What they found in looking at these groups has challenged the recent notion that the presence of hot flashes at all may signal diminished cardiovascular health. The current theory that hot flashes is a result of instability of the blood vessels in the skin and may also indicate a problem with larger blood vessels supplying the heart and brain, may not be the only story.
Some surprising results were obtained when analyzing this data. When comparing the group who experienced no hot flashes to the group that experienced hot flashes at the beginning of menopause, it appeared that the latter group of women experienced less cardiovascular events, like stroke and death!
However, the group of women who experienced a later onset of hot flashes during the menopausal transition where more likely to experience stroke, heart attacks, and other cardiovascular events; when compared to the group with no symptoms of hot flashes.
This new analysis of existing data from the Women’s Health Initiative clearly indicates that there is much we do not know about menopause and what is happening within our bodies. It does however indicate the importance of heart health and cardiovascular fitness as you transition through the menopausal years. February, and heart health month, is now over but that does not mean you should not think about your heart health.
Your heart could be struggling as we speak, to bring blood to the heart muscle, to your brain, to your legs and to your vital organs!
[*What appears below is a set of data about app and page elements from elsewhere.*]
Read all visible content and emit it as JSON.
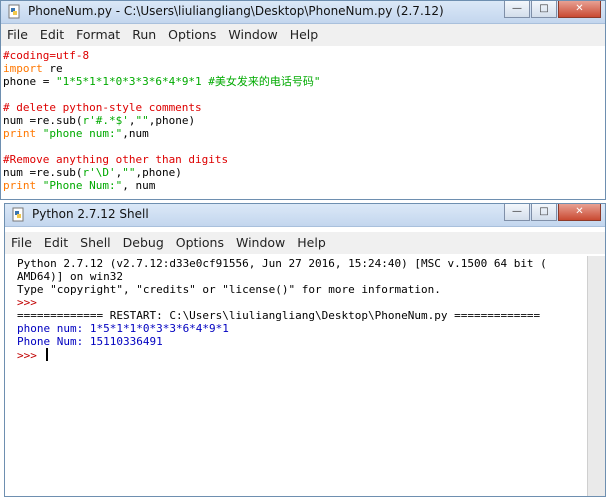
{
  "editor": {
    "title": "PhoneNum.py - C:\\Users\\liuliangliang\\Desktop\\PhoneNum.py (2.7.12)",
    "menu": [
      "File",
      "Edit",
      "Format",
      "Run",
      "Options",
      "Window",
      "Help"
    ],
    "lines": [
      {
        "parts": [
          {
            "t": "#coding=utf-8",
            "c": "c-comment"
          }
        ]
      },
      {
        "parts": [
          {
            "t": "import",
            "c": "c-kw"
          },
          {
            "t": " re",
            "c": "c-plain"
          }
        ]
      },
      {
        "parts": [
          {
            "t": "phone = ",
            "c": "c-plain"
          },
          {
            "t": "\"1*5*1*1*0*3*3*6*4*9*1 #美女发来的电话号码\"",
            "c": "c-str"
          }
        ]
      },
      {
        "parts": [
          {
            "t": "",
            "c": "c-plain"
          }
        ]
      },
      {
        "parts": [
          {
            "t": "# delete python-style comments",
            "c": "c-comment"
          }
        ]
      },
      {
        "parts": [
          {
            "t": "num =re.sub(",
            "c": "c-plain"
          },
          {
            "t": "r'#.*$'",
            "c": "c-str"
          },
          {
            "t": ",",
            "c": "c-plain"
          },
          {
            "t": "\"\"",
            "c": "c-str"
          },
          {
            "t": ",phone)",
            "c": "c-plain"
          }
        ]
      },
      {
        "parts": [
          {
            "t": "print",
            "c": "c-kw"
          },
          {
            "t": " ",
            "c": "c-plain"
          },
          {
            "t": "\"phone num:\"",
            "c": "c-str"
          },
          {
            "t": ",num",
            "c": "c-plain"
          }
        ]
      },
      {
        "parts": [
          {
            "t": "",
            "c": "c-plain"
          }
        ]
      },
      {
        "parts": [
          {
            "t": "#Remove anything other than digits",
            "c": "c-comment"
          }
        ]
      },
      {
        "parts": [
          {
            "t": "num =re.sub(",
            "c": "c-plain"
          },
          {
            "t": "r'\\D'",
            "c": "c-str"
          },
          {
            "t": ",",
            "c": "c-plain"
          },
          {
            "t": "\"\"",
            "c": "c-str"
          },
          {
            "t": ",phone)",
            "c": "c-plain"
          }
        ]
      },
      {
        "parts": [
          {
            "t": "print",
            "c": "c-kw"
          },
          {
            "t": " ",
            "c": "c-plain"
          },
          {
            "t": "\"Phone Num:\"",
            "c": "c-str"
          },
          {
            "t": ", num",
            "c": "c-plain"
          }
        ]
      }
    ]
  },
  "shell": {
    "title": "Python 2.7.12 Shell",
    "menu": [
      "File",
      "Edit",
      "Shell",
      "Debug",
      "Options",
      "Window",
      "Help"
    ],
    "lines": [
      {
        "parts": [
          {
            "t": "Python 2.7.12 (v2.7.12:d33e0cf91556, Jun 27 2016, 15:24:40) [MSC v.1500 64 bit (",
            "c": "c-plain"
          }
        ]
      },
      {
        "parts": [
          {
            "t": "AMD64)] on win32",
            "c": "c-plain"
          }
        ]
      },
      {
        "parts": [
          {
            "t": "Type \"copyright\", \"credits\" or \"license()\" for more information.",
            "c": "c-plain"
          }
        ]
      },
      {
        "parts": [
          {
            "t": ">>> ",
            "c": "c-prompt"
          }
        ]
      },
      {
        "parts": [
          {
            "t": "============= RESTART: C:\\Users\\liuliangliang\\Desktop\\PhoneNum.py =============",
            "c": "c-plain"
          }
        ]
      },
      {
        "parts": [
          {
            "t": "phone num: 1*5*1*1*0*3*3*6*4*9*1",
            "c": "c-out"
          }
        ]
      },
      {
        "parts": [
          {
            "t": "Phone Num: 15110336491",
            "c": "c-out"
          }
        ]
      }
    ],
    "prompt": ">>> "
  },
  "controls": {
    "minimize": "—",
    "maximize": "□",
    "close": "✕"
  }
}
What can you do about it?
- See your provider and get a check up with focus on your heart
- Discuss your risk factors for heart disease and stroke with your provider and make note of them
- Decide on a plan on how you will reverse the effects of these risk factors with your provider
- Pick someone who will help you with this plan i.e. a friend to walk with or your partner to help improve your diet
- Read our posts again about diet and exercise and pick what may work for you!
- Mark on you calender a small change you can make every day towards health
- As the Nike commercial says “Just do it!”
Anne and I finish our discussion about women and cardiovascular disease.
By listening to these mp3 files you should be able to answer the following questions:
How prevalent is heart disease in women?
What are “Risk Factors”?
What is Hypertension?
What puts YOU at risk for cardiovascular disease?
What can you control to prevent heart disease?
What is the effect of Tobacco and Nicotine on heart disease?
How do you “get” Diabetes? What is the heart risk from Diabetes?
What is cholesterol? What is a cholesterol “particle”? How does the size of cholesterol particles affect our risk of heart disease?